When it comes to recipes inspired by global cuisine, I am a novice at best. Heck, I have just begun to feel comfortable preparing the types of meals I grew up eating, so tackling something global was a bit daunting. And doing it with a type of meat I have only ever even eaten one time, let alone cook, was downright scary.
But I have never backed down from a challenge. Ever. It’s kind of a blessing and a curse really.
And so here I am about to share with you a recipe that incorporates two things I have never done before.
But before I do that, let me tell you a little bit about the American Lamb Board and what they sent me to help me expand my culinary horizons.
The American Lamb Board is an industry-funded research and promotions commodity board that represents all sectors of the American Lamb industry including producers, feeders, seed stock producers and processors. The 13-member Board, appointed by the Secretary of Agriculture, is focused on increasing demand by promoting the freshness, flavor, nutritional benefits, and culinary versatility of American Lamb. The work of the American Lamb Board is overseen by the U.S. Department of Agriculture and the board’s programs are supported and implemented by the staff in Denver, Colorado.
Lamb is often overlooked as a meat of choice in this country, but after making this recipe, I have to tell you that it is my new favorite, and with over 82,000 family-owned sheep farms in the US it’s a good chance you can actually get it locally and year-round. Lamb is tender, high-quality and full of flavor, and the perfect compliment for all sorts of global flavors including Latin, Middle Eastern, Asian and Mediterranean.
I received a lamb shoulder. It was roughly 3 lbs before cooking and came wrapped in a twine mesh. I’d never seen raw lamb before and I hope you aren’t squeamish about these things but I wanted to show it to you before cooking.

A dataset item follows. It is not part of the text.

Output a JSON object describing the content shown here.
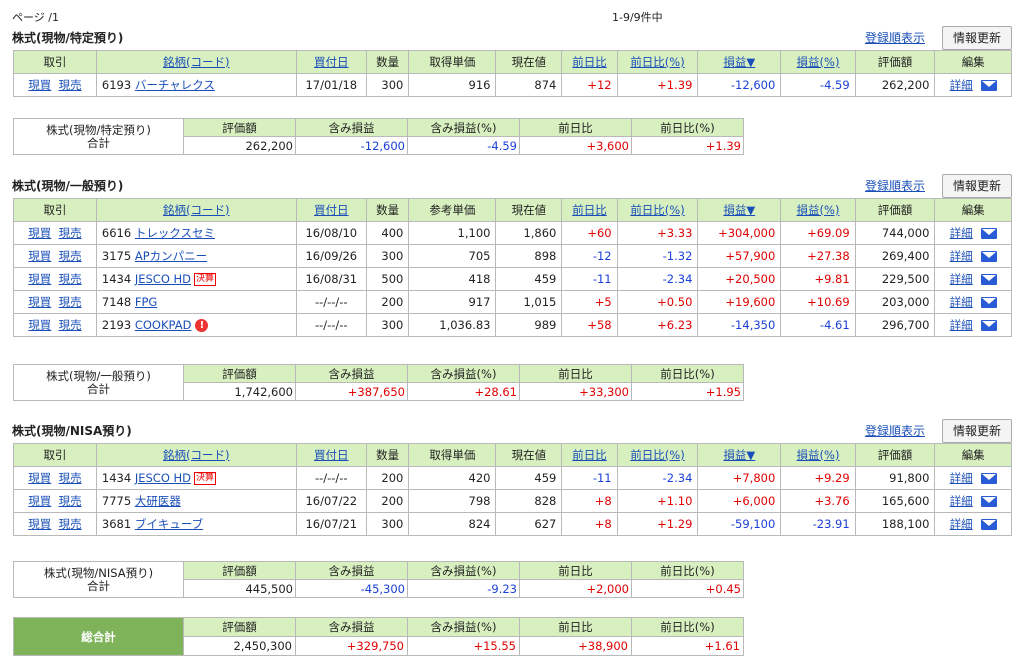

I chose an Asian inspired recipe because my husband and I both love Asian cuisine and he is familiar with it in case I needed help.
I then made the sauce which really had only a few ingredients: soy sauce, Hoisin sauce, brown sugar, minced garlic, rice wine vinegar and Asian stir fry oil. Cayenne pepper and sesame seeds are optional. I placed the roast in the slow cooker, poured the sauce over it and cooked it on high for 2 hours. I then flipped the lamb shoulder over and basted it with the sauce and continued to cook on high for another 2 hours. If you need it longer, you can turn it down to low after the initial 2 hours or if your slow cooker has a warm setting, simply set it to warm for as long as you need before you plan to serve it. I then removed the roast from the slow cooker and poured the sauce into a saucepan and heated it on the stovetop to reduce and thicken. I served it over white rice.
It was really good! I used the cayenne, and even though my daughter said it was too hot, she kept asking for more. It was the sweet kind of hot that keeps you wanting more – and drinking a lot of milk. So if you don’t want the heat, reduce or eliminate the cayenne altogether.
- 2-3 lb lamb shoulder
- ½ cup soy sauce
- ¼ cup hoisin sauce
- ¼ cup brown sugar
- 1 tbsp Asian stir fry oil
- 4 cloves minced garlic
- ¼ cup rice wine vinegar
- tsp cayenne pepper (optional)
- 1 tbs toasted sesame seeds (optional)
- Sear lamb shoulder in Asian stir fry oil over high heat until brown on all sides.
- Add to slow cooker.
- Mix all other ingredients together in a small bowl until combined.
- Pour over lamb.
- Cook on high for 2 hrs.
- After 2 hrs, turn lamb over and baste with sauce.
- Continue cooking on high for another 2 hours or on low for 4 hours.
I encourage you to consider lamb next time you are shopping for meal ingredients for your family!
Have you ever cooked with lamb? If not, why not?
I was selected for this opportunity as a member of Clever Girls and the content and opinions expressed here are all my own.